There are plenty of shiny new turntables coming to market, but can the venerable designs still compete? Paul Rigby tries one of them – the Michell TecnoDec EAT C-Sharp…
EAT C-Sharp Turntable And C-Note Arm
Price: £775 (& Rega RB202 tonearm, £199)
For those new to the world of turntables, you might assume I’m reviewing a new unit called a TecnoDec when, in fact, I’m doing the opposite. I’m reviewing an old turntable called a TecnoDec. This was the last to be designed by the company’s father, John Michell, just before he died in 2003. So, it’s hardly a spring chicken. Why bother, then? Because. Because Michell turntables are notable for the excellence of their engineering, and because I wondered if the TecnoDec could still cut it in today’s market. Finally, because new entrants into the vinyl world may not know about Michell. And they should, frankly.
The TecnoDec is the company’s entry-level design and arrives with a low-noise DC motor and the impedance matched platter of the GyroDec, a solid-plinth design with spindly, damped feet. The acrylic/vinyl platter sits on an oil-pumping inverted bearing and arrives with an arm board for Rega-compatible arms.
There’s an optional record clamp, which I employ for the review. I also grab the company’s own TecnoArm (£650) – a Rega RB202 tonearm is a recommended cheaper alternative. Finished in black acrylic with aluminium metal parts, the turntable weighs in at 4.6kg and spans 490x310x85mm.
I begin my sound test by playing a slice of Manchester-based punk via an original pressing of The Fall’s Live At The Witch Trials and the tracks, Frightened. The first impressions I receive from the TecnoDec are two-fold. Firstly, I’m impressed by how clean the overall sound is. There are absolutely no extraneous or loose frequencies populating the music. Because of this, the presentation has a focused air about it. The clean nature of the presentation, apart from the extra elbow room for the performers, gives the music extra air and space to manoeuvre.
The second impression from the TecnoDec comes courtesy of the bass. It’s not big, powerful or massy in nature. The clean aspect of the sound allows the bass to retain a punch but, in this rock track, it doesn’t hit me across the face. Hence, some rockers might think twice about this fundamental sonic aspect and their own requirements.
As for the other end – the upper-mids and the treble – this portion of the sound frequency isn’t exactly warming in that vinyl sense; instead, I’d class it as ‘cooly neutral’. The electric guitar, which was played on the track in an almost psychotic manner, is stretched and widened. The ear is almost able to hear inside each of the frantically played notes and, while the electric piano might not offer a requisite growl as it hits full pelt, it does provide an impressive articulation nonetheless.
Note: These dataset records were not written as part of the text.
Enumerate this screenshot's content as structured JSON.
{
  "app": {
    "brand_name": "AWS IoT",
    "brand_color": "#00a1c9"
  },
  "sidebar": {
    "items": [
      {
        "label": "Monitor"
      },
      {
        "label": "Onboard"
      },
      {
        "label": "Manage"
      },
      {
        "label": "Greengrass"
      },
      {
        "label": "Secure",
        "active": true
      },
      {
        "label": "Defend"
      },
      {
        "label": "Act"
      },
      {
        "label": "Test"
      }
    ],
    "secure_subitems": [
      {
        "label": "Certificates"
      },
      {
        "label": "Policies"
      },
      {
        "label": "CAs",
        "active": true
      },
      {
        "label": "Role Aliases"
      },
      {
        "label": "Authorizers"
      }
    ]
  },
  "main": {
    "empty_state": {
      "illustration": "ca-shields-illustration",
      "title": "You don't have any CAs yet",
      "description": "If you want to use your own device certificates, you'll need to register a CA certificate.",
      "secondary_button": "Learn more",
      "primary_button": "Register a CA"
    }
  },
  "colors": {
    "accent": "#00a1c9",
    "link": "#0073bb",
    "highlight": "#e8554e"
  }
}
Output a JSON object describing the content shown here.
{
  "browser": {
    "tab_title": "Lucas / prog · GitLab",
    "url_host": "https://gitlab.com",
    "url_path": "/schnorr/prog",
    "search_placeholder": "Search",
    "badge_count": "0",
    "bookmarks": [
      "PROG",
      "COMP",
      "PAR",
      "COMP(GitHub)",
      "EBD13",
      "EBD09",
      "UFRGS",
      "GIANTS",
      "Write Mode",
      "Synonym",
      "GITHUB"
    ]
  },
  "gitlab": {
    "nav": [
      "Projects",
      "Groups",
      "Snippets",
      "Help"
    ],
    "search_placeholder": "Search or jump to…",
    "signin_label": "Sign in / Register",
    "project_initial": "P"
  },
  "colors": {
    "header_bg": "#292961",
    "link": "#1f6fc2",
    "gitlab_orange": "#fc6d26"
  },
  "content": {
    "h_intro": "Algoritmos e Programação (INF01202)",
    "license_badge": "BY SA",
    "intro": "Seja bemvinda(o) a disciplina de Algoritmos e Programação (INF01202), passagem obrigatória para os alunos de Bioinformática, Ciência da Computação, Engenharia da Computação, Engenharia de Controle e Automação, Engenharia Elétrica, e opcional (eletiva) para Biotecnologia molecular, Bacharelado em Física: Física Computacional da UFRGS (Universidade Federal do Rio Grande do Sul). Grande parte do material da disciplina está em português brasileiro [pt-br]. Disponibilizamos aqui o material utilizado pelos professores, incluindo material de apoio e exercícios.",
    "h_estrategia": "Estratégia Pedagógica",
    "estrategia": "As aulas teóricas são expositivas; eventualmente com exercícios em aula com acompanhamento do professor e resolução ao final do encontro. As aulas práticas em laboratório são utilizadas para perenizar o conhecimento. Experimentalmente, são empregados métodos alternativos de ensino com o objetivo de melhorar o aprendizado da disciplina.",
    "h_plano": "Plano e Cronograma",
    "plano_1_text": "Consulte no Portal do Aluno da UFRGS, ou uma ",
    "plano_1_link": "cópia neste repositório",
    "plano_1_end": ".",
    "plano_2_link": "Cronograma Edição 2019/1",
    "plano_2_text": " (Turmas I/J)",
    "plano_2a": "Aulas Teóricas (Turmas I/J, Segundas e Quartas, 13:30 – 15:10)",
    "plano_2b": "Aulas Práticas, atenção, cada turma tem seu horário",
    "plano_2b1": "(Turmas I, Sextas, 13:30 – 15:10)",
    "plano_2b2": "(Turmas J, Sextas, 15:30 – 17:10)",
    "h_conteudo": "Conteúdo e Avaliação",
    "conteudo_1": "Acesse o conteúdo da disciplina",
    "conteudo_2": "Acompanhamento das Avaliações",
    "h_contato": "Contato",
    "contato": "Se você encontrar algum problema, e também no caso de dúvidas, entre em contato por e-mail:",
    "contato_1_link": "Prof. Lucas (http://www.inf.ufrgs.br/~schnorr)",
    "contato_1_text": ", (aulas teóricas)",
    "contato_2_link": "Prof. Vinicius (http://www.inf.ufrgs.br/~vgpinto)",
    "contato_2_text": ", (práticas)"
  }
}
I then turn to female vocal jazz and Sandra King, warbling the Henry Mancini ditty, The Art Of Love. King’s lead vocal is clear, while her slightly restrictive, nasal quality during crescendos is successfully tracked by the TecnoDec.
The space around the brass section of the backing orchestra gives the trumpets a particularly brassy and tonally fascinating aspect, because it’s plain the trumpets were not recorded in a large auditorium, but in a more restricted studio space. The TecnoDec successfully conveys this nuance. Drums are covered well, and the instrumental separation reveals an acoustic guitar, which often hides itself with other turntable designs.
So is the TecnoDec still relevant? You bet! You can’t keep superb engineering down, and the Michell TecnoDec is certainly that. It does retain a character of its own, and hard rockers may have second thoughts. But if a clean, open soundstage is a priority and you like your bass punchy but informative, with supremely detailed mids, then the TecnoDec is a definite demo subject. Combine that with Michell’s famed after-sales support, and you’ve got one mighty turntable package.
clean and spacious soundstage
Heavy bass fans might think twice